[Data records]
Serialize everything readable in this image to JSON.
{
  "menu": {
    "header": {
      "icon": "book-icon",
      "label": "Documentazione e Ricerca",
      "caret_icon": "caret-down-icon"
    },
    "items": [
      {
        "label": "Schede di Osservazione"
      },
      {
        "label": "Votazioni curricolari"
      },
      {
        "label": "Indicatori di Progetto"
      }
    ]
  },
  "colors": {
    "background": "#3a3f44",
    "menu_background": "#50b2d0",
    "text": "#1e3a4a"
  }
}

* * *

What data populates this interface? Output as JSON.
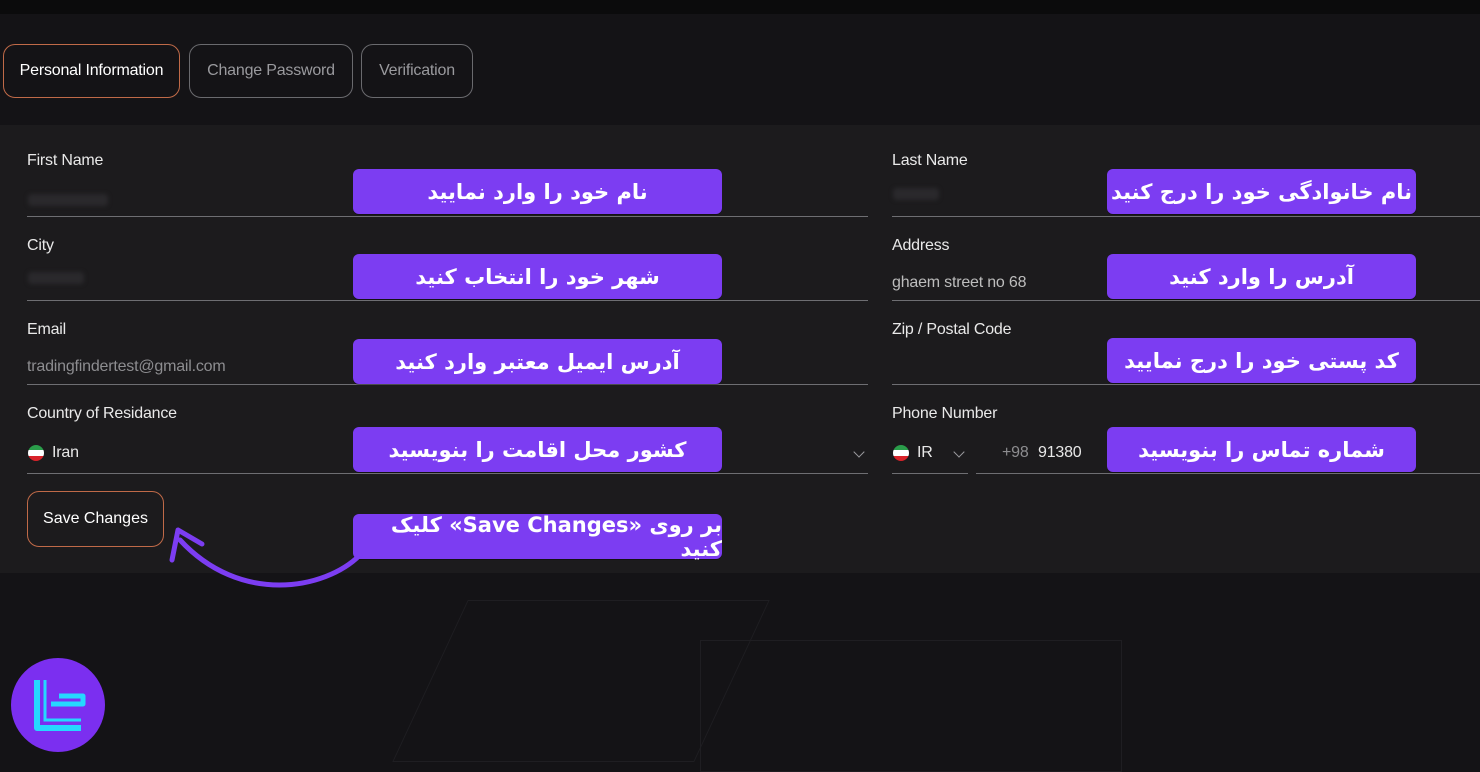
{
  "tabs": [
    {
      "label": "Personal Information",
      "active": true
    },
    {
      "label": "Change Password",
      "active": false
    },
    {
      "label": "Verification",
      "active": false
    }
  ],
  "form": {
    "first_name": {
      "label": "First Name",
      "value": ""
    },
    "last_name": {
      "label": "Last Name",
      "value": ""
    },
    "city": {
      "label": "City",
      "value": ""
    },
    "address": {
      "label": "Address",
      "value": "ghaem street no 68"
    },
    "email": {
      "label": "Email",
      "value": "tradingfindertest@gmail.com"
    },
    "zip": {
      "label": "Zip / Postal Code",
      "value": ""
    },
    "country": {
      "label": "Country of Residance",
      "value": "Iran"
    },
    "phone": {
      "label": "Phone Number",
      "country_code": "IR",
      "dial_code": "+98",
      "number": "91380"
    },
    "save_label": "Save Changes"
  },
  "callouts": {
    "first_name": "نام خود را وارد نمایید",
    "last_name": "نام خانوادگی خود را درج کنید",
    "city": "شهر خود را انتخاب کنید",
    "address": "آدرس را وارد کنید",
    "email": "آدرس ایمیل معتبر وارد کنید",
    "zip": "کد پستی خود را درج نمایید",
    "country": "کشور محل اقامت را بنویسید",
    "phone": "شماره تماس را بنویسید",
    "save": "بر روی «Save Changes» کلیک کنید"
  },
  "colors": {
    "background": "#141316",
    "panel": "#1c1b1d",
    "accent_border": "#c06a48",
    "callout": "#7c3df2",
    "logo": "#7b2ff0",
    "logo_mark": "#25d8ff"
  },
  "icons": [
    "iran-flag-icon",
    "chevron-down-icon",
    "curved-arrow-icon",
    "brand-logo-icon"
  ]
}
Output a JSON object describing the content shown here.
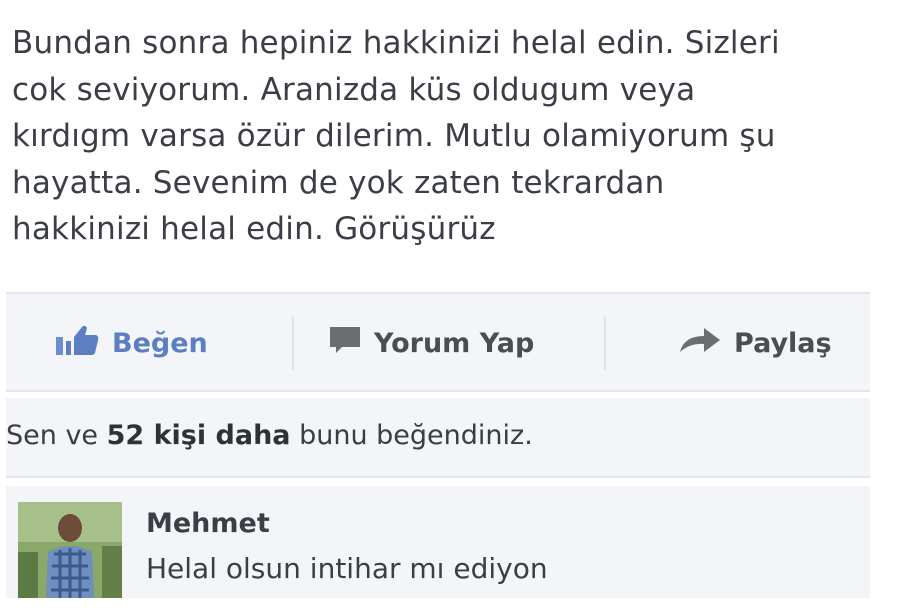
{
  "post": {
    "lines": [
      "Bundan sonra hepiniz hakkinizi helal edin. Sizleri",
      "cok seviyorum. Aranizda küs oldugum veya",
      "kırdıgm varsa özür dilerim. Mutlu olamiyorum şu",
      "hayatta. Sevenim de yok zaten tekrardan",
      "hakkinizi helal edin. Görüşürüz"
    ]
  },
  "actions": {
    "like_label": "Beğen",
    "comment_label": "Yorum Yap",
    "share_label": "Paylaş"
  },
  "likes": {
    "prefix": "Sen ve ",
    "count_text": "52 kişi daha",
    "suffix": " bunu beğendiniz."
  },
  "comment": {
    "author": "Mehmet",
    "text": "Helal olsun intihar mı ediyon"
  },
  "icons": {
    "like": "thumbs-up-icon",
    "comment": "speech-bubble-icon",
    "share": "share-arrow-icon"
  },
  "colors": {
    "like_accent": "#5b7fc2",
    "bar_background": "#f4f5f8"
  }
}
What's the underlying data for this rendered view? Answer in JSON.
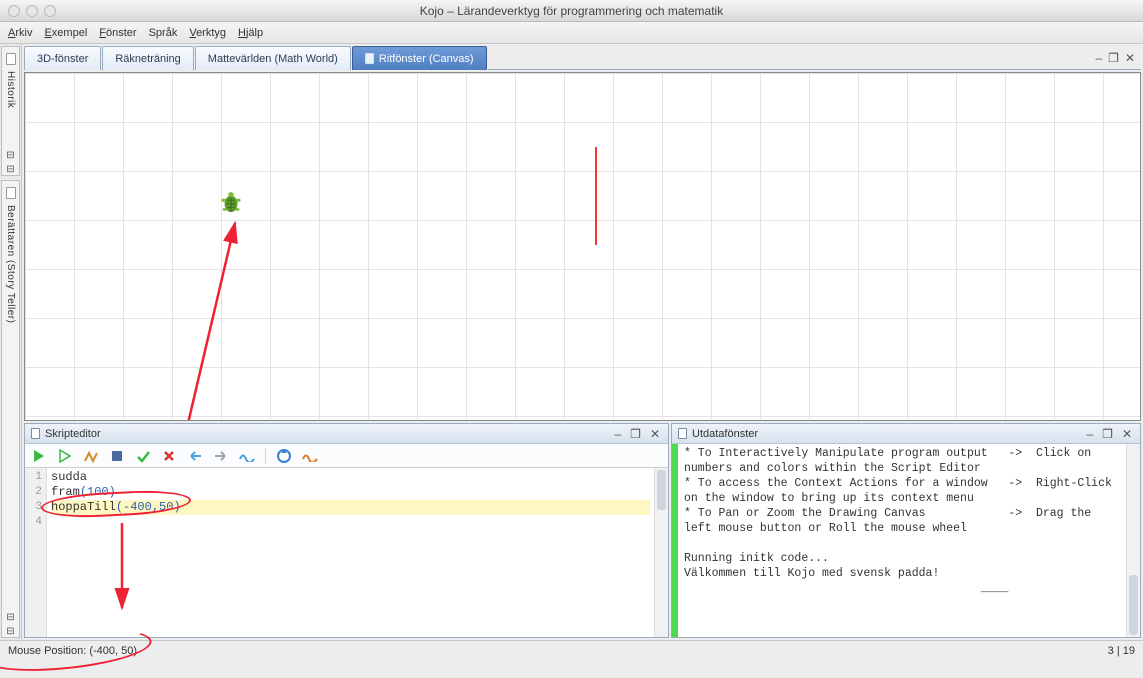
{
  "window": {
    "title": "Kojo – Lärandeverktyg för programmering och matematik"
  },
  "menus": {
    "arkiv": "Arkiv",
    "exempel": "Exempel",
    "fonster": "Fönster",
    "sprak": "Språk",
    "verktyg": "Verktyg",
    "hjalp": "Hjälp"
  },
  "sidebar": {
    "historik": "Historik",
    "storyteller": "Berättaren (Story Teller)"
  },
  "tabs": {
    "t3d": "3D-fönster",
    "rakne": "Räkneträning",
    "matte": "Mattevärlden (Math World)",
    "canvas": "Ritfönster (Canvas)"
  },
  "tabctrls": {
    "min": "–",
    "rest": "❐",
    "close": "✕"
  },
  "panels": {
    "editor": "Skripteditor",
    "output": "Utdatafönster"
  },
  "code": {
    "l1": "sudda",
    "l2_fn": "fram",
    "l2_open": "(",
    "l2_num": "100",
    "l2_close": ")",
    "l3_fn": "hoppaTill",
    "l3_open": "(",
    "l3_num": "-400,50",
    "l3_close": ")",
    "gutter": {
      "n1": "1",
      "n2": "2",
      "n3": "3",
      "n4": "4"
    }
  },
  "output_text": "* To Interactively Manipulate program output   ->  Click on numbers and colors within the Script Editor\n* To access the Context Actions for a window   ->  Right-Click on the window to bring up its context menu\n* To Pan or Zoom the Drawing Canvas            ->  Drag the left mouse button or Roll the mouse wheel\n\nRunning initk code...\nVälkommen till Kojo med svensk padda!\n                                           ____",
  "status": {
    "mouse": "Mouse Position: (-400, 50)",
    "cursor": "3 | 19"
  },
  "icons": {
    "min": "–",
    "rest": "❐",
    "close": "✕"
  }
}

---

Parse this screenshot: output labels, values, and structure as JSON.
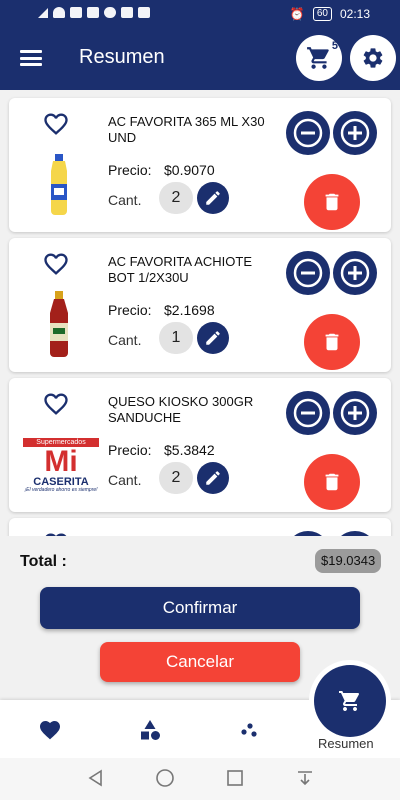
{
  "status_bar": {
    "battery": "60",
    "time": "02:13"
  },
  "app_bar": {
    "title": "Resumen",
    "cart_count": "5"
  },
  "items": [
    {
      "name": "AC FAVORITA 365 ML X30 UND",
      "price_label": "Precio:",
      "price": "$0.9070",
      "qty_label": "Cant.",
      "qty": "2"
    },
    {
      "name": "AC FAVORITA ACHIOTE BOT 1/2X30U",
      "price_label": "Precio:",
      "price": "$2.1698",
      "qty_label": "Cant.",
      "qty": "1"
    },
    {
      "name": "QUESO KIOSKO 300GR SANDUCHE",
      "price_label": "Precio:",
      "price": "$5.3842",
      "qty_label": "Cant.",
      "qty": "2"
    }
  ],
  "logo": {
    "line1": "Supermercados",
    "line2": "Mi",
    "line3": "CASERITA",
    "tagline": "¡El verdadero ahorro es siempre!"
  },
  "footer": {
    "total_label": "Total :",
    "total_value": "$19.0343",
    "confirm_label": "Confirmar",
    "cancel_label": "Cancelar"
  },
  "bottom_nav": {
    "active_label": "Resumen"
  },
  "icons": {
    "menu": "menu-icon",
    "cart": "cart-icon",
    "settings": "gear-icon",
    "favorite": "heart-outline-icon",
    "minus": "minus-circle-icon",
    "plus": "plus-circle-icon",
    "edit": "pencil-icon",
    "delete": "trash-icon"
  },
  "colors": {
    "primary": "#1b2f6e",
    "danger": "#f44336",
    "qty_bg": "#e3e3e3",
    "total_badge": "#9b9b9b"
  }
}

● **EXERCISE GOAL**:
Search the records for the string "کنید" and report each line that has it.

● **RESPONSE FOR THIS EXERCISE**:
    "last_name": "نام خانوادگی خود را درج کنید",
    "city": "شهر خود را انتخاب کنید",
    "address": "آدرس را وارد کنید",
    "email": "آدرس ایمیل معتبر وارد کنید",
    "save": "بر روی «Save Changes» کلیک کنید"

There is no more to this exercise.